Ramzi theory suggests that a healthcare provider can use ultrasound images to detect the fetus's gender as early as six weeks' gestation.

The creator of the Ramzi theory, Saam Ramzi Ismail, claims the placement of the placenta in the uterus can reveal the sex of the baby. The theory suggests that:

  • If the placenta implants on the right side, the baby's sex is male.
  • If the placenta implants on the left side, then the baby's sex is female.

The ultrasound poses no risk to the mother or baby.

Accuracy of Ramzi Theory

Proponents of the Ramzi theory suggest there is a high accuracy rate. However, the accuracy of the Ramzi theory is not proven. There have been limited studies on its effectiveness, and the American College of Obstetricians and Gynecologists (ACOG) doesn't support it.

Fetal sex organs begin developing around nine weeks' gestation. A primary problem some experts have with the Ramzi theory is it claims to detect a child's sex at six weeks' gestation, which is before the sex organs are even formed.

Other Ways to Determine Gender

The most accurate ways to determine the gender of your baby before birth is through:

  • A prenatal cell-free DNA (cfDNA) screening: This can detect gender with high accuracy if you can't wait until your second trimester ultrasound.
  • An ultrasound: Once the genitals are fully developed, they can be viewed via ultrasound.

Blood Tests

During a prenatal cell-free DNA screening, DNA from the mother and fetus is extracted from a maternal blood sample and screened for the increased chance of specific chromosome disorders, such as Down syndrome.

People can opt for this test in the latter part of the first trimester (about 10 weeks of pregnancy or later). As a bonus, the cell-free DNA screening test picks up small pieces of the male sex chromosome in the mother's blood, which indicates if the baby is a boy or not.

It takes about a week to get the results.

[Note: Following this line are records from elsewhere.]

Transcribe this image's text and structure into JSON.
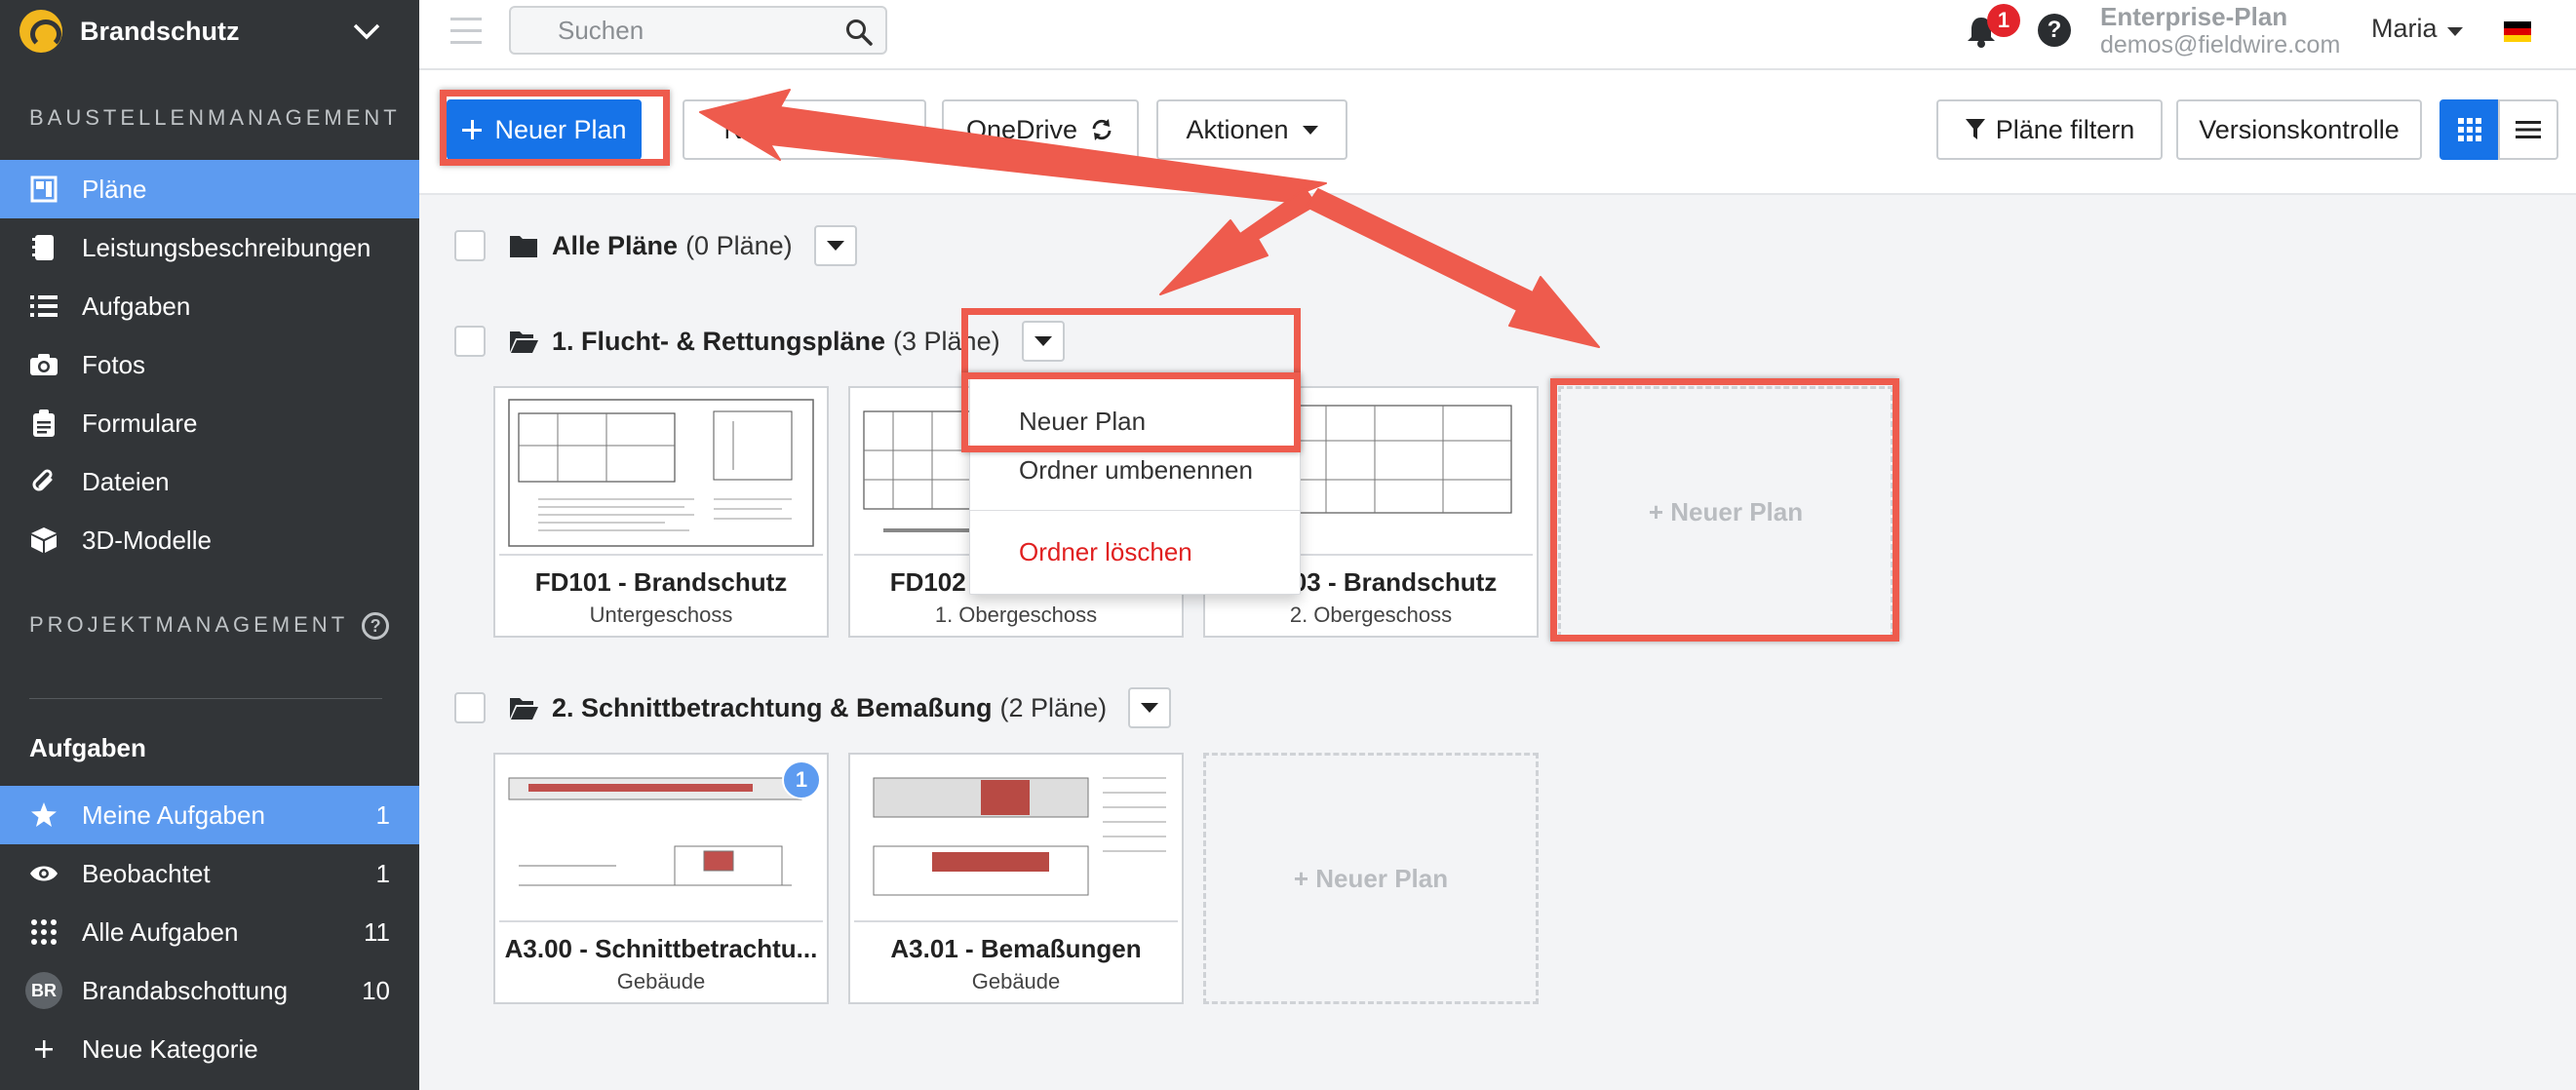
{
  "sidebar": {
    "project": "Brandschutz",
    "section1": "BAUSTELLENMANAGEMENT",
    "nav": [
      {
        "label": "Pläne",
        "icon": "plans-icon"
      },
      {
        "label": "Leistungsbeschreibungen",
        "icon": "specifications-icon"
      },
      {
        "label": "Aufgaben",
        "icon": "tasks-list-icon"
      },
      {
        "label": "Fotos",
        "icon": "camera-icon"
      },
      {
        "label": "Formulare",
        "icon": "forms-icon"
      },
      {
        "label": "Dateien",
        "icon": "paperclip-icon"
      },
      {
        "label": "3D-Modelle",
        "icon": "cube-icon"
      }
    ],
    "section2": "PROJEKTMANAGEMENT",
    "section2_help": "?",
    "tasks_header": "Aufgaben",
    "task_items": [
      {
        "label": "Meine Aufgaben",
        "count": "1",
        "icon": "star-icon"
      },
      {
        "label": "Beobachtet",
        "count": "1",
        "icon": "eye-icon"
      },
      {
        "label": "Alle Aufgaben",
        "count": "11",
        "icon": "grid-dots-icon"
      },
      {
        "label": "Brandabschottung",
        "count": "10",
        "avatar": "BR"
      },
      {
        "label": "Neue Kategorie",
        "count": "",
        "icon": "plus-icon"
      }
    ]
  },
  "topbar": {
    "search_placeholder": "Suchen",
    "notifications": "1",
    "help": "?",
    "plan_name": "Enterprise-Plan",
    "email": "demos@fieldwire.com",
    "user": "Maria"
  },
  "toolbar": {
    "new_plan": "Neuer Plan",
    "new_folder": "Neuer Ordner",
    "onedrive": "OneDrive",
    "actions": "Aktionen",
    "filter": "Pläne filtern",
    "version_control": "Versionskontrolle"
  },
  "folders": [
    {
      "title": "Alle Pläne",
      "count": "(0 Pläne)"
    },
    {
      "title": "1. Flucht- & Rettungspläne",
      "count": "(3 Pläne)",
      "plans": [
        {
          "title": "FD101 - Brandschutz",
          "sub": "Untergeschoss"
        },
        {
          "title": "FD102 - Brandschutz",
          "sub": "1. Obergeschoss"
        },
        {
          "title": "FD103 - Brandschutz",
          "sub": "2. Obergeschoss"
        }
      ]
    },
    {
      "title": "2. Schnittbetrachtung & Bemaßung",
      "count": "(2 Pläne)",
      "plans": [
        {
          "title": "A3.00 - Schnittbetrachtu...",
          "sub": "Gebäude",
          "badge": "1"
        },
        {
          "title": "A3.01 - Bemaßungen",
          "sub": "Gebäude"
        }
      ]
    }
  ],
  "new_plan_card": "+ Neuer Plan",
  "dropdown": {
    "new_plan": "Neuer Plan",
    "rename": "Ordner umbenennen",
    "delete": "Ordner löschen"
  },
  "colors": {
    "primary": "#1673e8",
    "sidebar": "#323538",
    "active": "#5d9bf0",
    "annotation": "#ee5b4d",
    "danger": "#e02020"
  }
}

Ultrasound is another option to reliably tell the sex of a baby. Pregnant people normally have an anatomy ultrasound at 20 weeks' gestation. The doctor checks to ensure the following:

  • The baby's organs and body structures are normal.
  • The baby is growing at a normal rate.
  • The placenta appears healthy and well-positioned.

You can also most likely learn your baby's gender—if you choose—on the spot since by then the genitals are formed.

While neither test is a foolproof way to detect gender, they are highly reliable and well-regarded among gynecologists.


The Ramzi theory is not a proven method of determining the sex of your baby. If you want to find out the sex of your baby, a blood test or ultrasound once the genitals are developed are the most accurate methods.

A Word From Verywell

Determining the sex of your baby can be important for curiosity or medical reasons. While some believe in the Ramzi theory, be sure to check with your ob-gyn to ensure you are getting the most accurate test for your circumstances.

2 Sources
Verywell Health uses only high-quality sources, including peer-reviewed studies, to support the facts within our articles. Read our editorial process to learn more about how we fact-check and keep our content accurate, reliable, and trustworthy.
  1. McFadzen M, Dielentheis D, Kasten R, Singh M, Grundle J. Maternal intuition of fetal genderJournal of Patient-Centered Research and Reviews. 2017;4(3):125-130. doi:10.17294/2330-0698.1454

  2. Cleveland Clinic. Fetal development: Stages of growth.

Additional Reading

By Cherie Berkley, MS
Cherie Berkley is an award-winning journalist and multimedia storyteller covering health features for Verywell.